Activity: A complete, exact copy of the records below is the required result.

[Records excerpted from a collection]
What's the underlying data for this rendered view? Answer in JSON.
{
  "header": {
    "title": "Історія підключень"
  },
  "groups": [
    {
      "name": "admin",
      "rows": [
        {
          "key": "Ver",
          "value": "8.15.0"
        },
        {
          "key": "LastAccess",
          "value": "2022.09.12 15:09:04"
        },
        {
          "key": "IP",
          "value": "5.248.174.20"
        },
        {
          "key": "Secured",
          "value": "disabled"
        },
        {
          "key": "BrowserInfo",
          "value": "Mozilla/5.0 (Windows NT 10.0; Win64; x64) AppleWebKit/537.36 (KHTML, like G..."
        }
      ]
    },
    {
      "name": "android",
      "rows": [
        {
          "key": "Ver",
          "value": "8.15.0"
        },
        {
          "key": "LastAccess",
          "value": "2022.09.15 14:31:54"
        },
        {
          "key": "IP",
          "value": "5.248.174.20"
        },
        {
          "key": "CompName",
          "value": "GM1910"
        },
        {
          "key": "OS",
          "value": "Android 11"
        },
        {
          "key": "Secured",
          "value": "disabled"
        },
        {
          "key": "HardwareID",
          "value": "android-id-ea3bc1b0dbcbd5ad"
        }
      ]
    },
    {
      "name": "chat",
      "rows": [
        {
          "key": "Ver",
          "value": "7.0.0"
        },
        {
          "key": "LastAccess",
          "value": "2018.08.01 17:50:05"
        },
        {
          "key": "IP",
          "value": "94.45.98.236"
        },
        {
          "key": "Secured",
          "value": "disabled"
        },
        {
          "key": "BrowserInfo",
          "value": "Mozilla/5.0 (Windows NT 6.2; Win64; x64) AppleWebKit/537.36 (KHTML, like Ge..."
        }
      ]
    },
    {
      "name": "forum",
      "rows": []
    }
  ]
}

Exercise solution:
What's the underlying data for this rendered view? Answer in JSON.
{
  "header": {
    "title": "Історія підключень"
  },
  "groups": [
    {
      "name": "admin",
      "rows": [
        {
          "key": "Ver",
          "value": "8.15.0"
        },
        {
          "key": "LastAccess",
          "value": "2022.09.12 15:09:04"
        },
        {
          "key": "IP",
          "value": "5.248.174.20"
        },
        {
          "key": "Secured",
          "value": "disabled"
        },
        {
          "key": "BrowserInfo",
          "value": "Mozilla/5.0 (Windows NT 10.0; Win64; x64) AppleWebKit/537.36 (KHTML, like G..."
        }
      ]
    },
    {
      "name": "android",
      "rows": [
        {
          "key": "Ver",
          "value": "8.15.0"
        },
        {
          "key": "LastAccess",
          "value": "2022.09.15 14:31:54"
        },
        {
          "key": "IP",
          "value": "5.248.174.20"
        },
        {
          "key": "CompName",
          "value": "GM1910"
        },
        {
          "key": "OS",
          "value": "Android 11"
        },
        {
          "key": "Secured",
          "value": "disabled"
        },
        {
          "key": "HardwareID",
          "value": "android-id-ea3bc1b0dbcbd5ad"
        }
      ]
    },
    {
      "name": "chat",
      "rows": [
        {
          "key": "Ver",
          "value": "7.0.0"
        },
        {
          "key": "LastAccess",
          "value": "2018.08.01 17:50:05"
        },
        {
          "key": "IP",
          "value": "94.45.98.236"
        },
        {
          "key": "Secured",
          "value": "disabled"
        },
        {
          "key": "BrowserInfo",
          "value": "Mozilla/5.0 (Windows NT 6.2; Win64; x64) AppleWebKit/537.36 (KHTML, like Ge..."
        }
      ]
    },
    {
      "name": "forum",
      "rows": []
    }
  ]
}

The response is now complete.